icon bookmark-bicon bookmarkicon cameraicon checkicon chevron downicon chevron lefticon chevron righticon chevron upicon closeicon v-compressicon downloadicon editicon v-expandicon fbicon fileicon filtericon flag ruicon full chevron downicon full chevron lefticon full chevron righticon full chevron upicon gpicon insicon mailicon moveicon-musicicon mutedicon nomutedicon okicon v-pauseicon v-playicon searchicon shareicon sign inicon sign upicon stepbackicon stepforicon swipe downicon tagicon tagsicon tgicon trashicon twicon vkicon yticon wticon fm
21 Aug, 2022 11:56

German chancellor’s ratings hit new low

If an election were held now, Scholz would come in third, according to a poll
German chancellor’s ratings hit new low

The approval rating of German Chancellor Olaf Scholz has reached the lowest mark since he took office in December.
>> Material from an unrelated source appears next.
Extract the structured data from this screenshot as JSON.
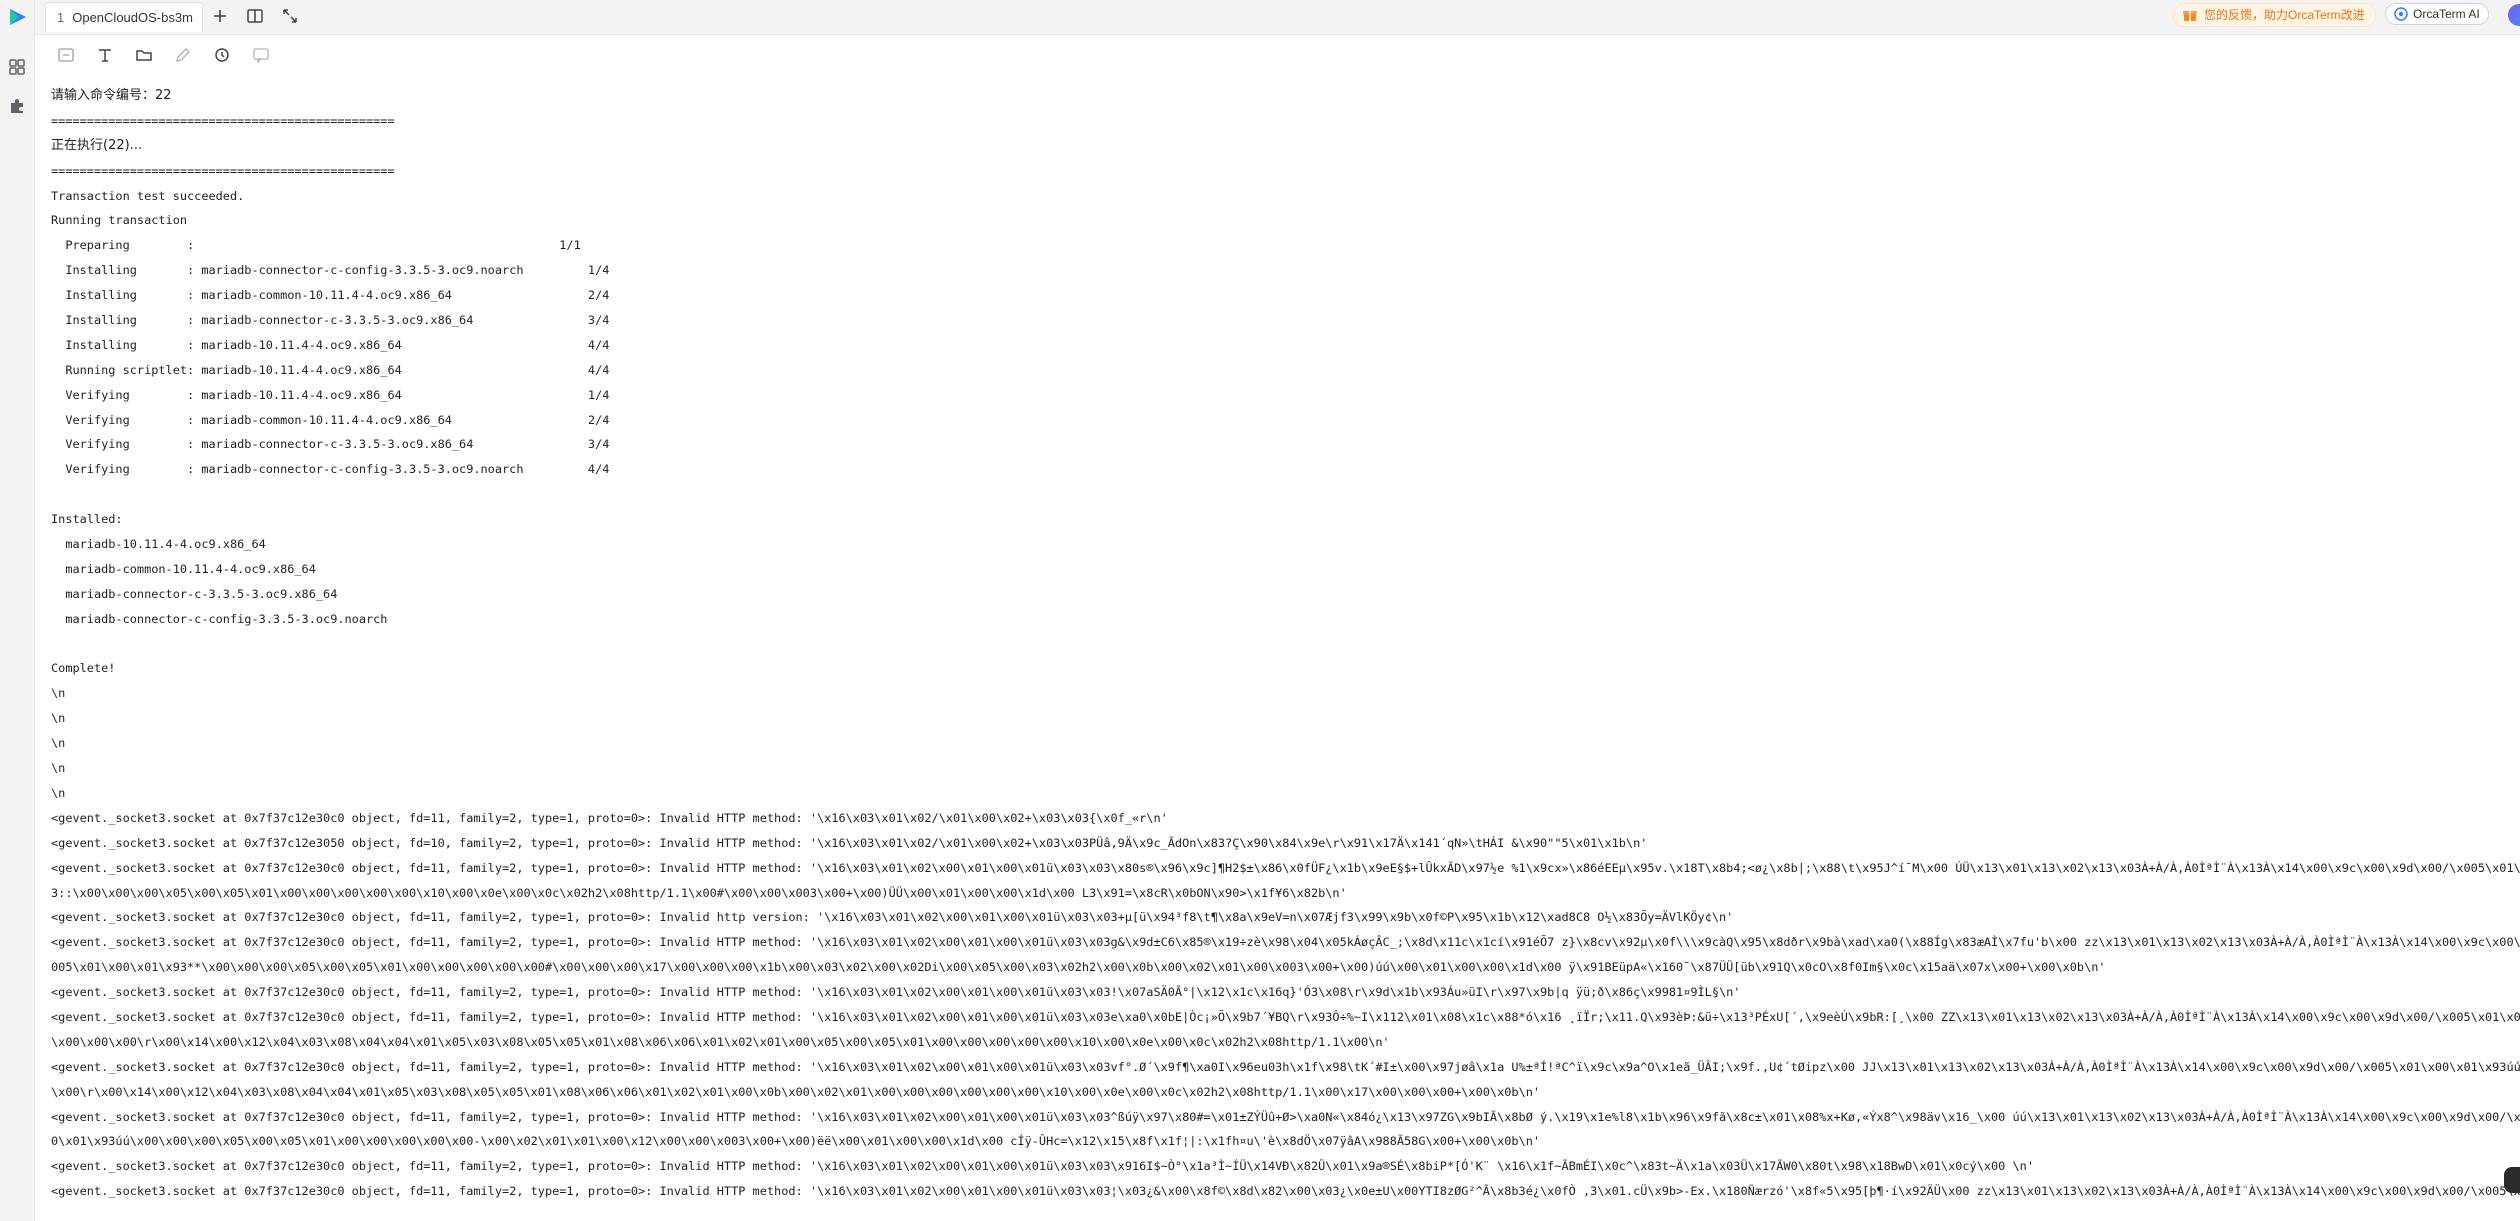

Only 25% of the public is satisfied with the job he’s doing, a survey published by Bild on Sunday reveals.

“It’s not working” for both Scholz and the ‘traffic light’ coalition government, the tabloid said as it shared the results of the poll, conducted by Germany’s INSA research institute.

A mere 25% of those surveyed approve of the chancellor’s job, with 62% expressing disapproval.

If an election were held right now, Scholz would only finish third with 18% of the vote.

Economy Minister Robert Habeck of the Green Party and Friedrich Merz, who heads the opposition Christian Democratic Union (CDU), are currently more popular, backed by 25% and 19% respectively, the poll shows.

The numbers for the ‘traffic light’ coalition, which unites the Social Democratic Party (SPD), the Free Democratic Party (FDP), and the Greens, were as bad as those for Scholz. Only 27% told the pollsters they were happy with the government, while 65% said they have a negative view of its decisions.

Scholz’s ratings have been on a steady decline since becoming chancellor eight months ago, Bild said. In March, when the conflict in Ukraine – in which Berlin sided with Kiev, supplying it with arms and slapping harsh sanctions on Moscow – had just started, he was backed by 46%, but in April, the number dropped to 38%.

Economic problems caused by the Covid-19 pandemic have been further exacerbated by the Western restrictions on Moscow and the subsequent decrease in Russian gas supplies to the EU.

Despite being Europe’s top economy, Germany has been hit hard by soaring gas prices as it faces the risk of energy shortages this winter. On Sunday, the head of the German central bank warned that “an inflation rate of even 10% is possible in the autumn months,” something which has not been seen in the country for more than 70 years.